» **YOUR OBJECTIVE**: The records should be copied out again with no alteration.

-=-=-=-=-

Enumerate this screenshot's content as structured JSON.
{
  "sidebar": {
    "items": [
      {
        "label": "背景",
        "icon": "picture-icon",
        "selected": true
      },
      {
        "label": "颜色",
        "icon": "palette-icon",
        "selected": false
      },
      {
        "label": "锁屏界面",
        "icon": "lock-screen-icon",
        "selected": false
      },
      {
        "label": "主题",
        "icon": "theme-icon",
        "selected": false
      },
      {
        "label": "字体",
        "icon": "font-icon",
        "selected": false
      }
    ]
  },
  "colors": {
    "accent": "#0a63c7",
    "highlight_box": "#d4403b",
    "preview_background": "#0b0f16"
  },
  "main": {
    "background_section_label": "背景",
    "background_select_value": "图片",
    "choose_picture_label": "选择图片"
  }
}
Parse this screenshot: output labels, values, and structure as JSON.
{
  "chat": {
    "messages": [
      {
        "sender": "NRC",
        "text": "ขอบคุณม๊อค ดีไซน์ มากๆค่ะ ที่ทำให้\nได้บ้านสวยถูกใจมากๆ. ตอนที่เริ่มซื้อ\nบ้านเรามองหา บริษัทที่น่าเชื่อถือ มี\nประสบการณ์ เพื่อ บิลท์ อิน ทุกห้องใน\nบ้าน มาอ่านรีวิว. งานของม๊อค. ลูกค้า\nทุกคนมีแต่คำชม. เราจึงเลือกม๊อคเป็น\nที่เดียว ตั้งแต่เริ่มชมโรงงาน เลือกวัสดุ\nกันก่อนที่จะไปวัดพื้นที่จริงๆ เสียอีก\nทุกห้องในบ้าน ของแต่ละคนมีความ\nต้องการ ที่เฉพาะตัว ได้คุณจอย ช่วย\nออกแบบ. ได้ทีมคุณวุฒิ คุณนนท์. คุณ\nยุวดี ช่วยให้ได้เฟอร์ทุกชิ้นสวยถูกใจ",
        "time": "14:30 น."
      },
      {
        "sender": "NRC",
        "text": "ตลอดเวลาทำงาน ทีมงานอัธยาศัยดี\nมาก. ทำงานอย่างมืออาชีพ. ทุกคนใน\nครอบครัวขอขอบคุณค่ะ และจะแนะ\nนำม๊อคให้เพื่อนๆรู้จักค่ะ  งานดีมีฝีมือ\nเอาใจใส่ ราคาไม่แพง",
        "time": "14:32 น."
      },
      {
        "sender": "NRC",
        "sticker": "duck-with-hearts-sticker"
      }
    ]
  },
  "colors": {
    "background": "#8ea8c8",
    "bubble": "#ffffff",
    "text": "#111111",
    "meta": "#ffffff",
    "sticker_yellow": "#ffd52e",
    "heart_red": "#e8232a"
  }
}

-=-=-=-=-

» **ANSWER BELOW**:
Enumerate this screenshot's content as structured JSON.
{
  "sidebar": {
    "items": [
      {
        "label": "背景",
        "icon": "picture-icon",
        "selected": true
      },
      {
        "label": "颜色",
        "icon": "palette-icon",
        "selected": false
      },
      {
        "label": "锁屏界面",
        "icon": "lock-screen-icon",
        "selected": false
      },
      {
        "label": "主题",
        "icon": "theme-icon",
        "selected": false
      },
      {
        "label": "字体",
        "icon": "font-icon",
        "selected": false
      }
    ]
  },
  "colors": {
    "accent": "#0a63c7",
    "highlight_box": "#d4403b",
    "preview_background": "#0b0f16"
  },
  "main": {
    "background_section_label": "背景",
    "background_select_value": "图片",
    "choose_picture_label": "选择图片"
  }
}
Parse this screenshot: output labels, values, and structure as JSON.
{
  "chat": {
    "messages": [
      {
        "sender": "NRC",
        "text": "ขอบคุณม๊อค ดีไซน์ มากๆค่ะ ที่ทำให้\nได้บ้านสวยถูกใจมากๆ. ตอนที่เริ่มซื้อ\nบ้านเรามองหา บริษัทที่น่าเชื่อถือ มี\nประสบการณ์ เพื่อ บิลท์ อิน ทุกห้องใน\nบ้าน มาอ่านรีวิว. งานของม๊อค. ลูกค้า\nทุกคนมีแต่คำชม. เราจึงเลือกม๊อคเป็น\nที่เดียว ตั้งแต่เริ่มชมโรงงาน เลือกวัสดุ\nกันก่อนที่จะไปวัดพื้นที่จริงๆ เสียอีก\nทุกห้องในบ้าน ของแต่ละคนมีความ\nต้องการ ที่เฉพาะตัว ได้คุณจอย ช่วย\nออกแบบ. ได้ทีมคุณวุฒิ คุณนนท์. คุณ\nยุวดี ช่วยให้ได้เฟอร์ทุกชิ้นสวยถูกใจ",
        "time": "14:30 น."
      },
      {
        "sender": "NRC",
        "text": "ตลอดเวลาทำงาน ทีมงานอัธยาศัยดี\nมาก. ทำงานอย่างมืออาชีพ. ทุกคนใน\nครอบครัวขอขอบคุณค่ะ และจะแนะ\nนำม๊อคให้เพื่อนๆรู้จักค่ะ  งานดีมีฝีมือ\nเอาใจใส่ ราคาไม่แพง",
        "time": "14:32 น."
      },
      {
        "sender": "NRC",
        "sticker": "duck-with-hearts-sticker"
      }
    ]
  },
  "colors": {
    "background": "#8ea8c8",
    "bubble": "#ffffff",
    "text": "#111111",
    "meta": "#ffffff",
    "sticker_yellow": "#ffd52e",
    "heart_red": "#e8232a"
  }
}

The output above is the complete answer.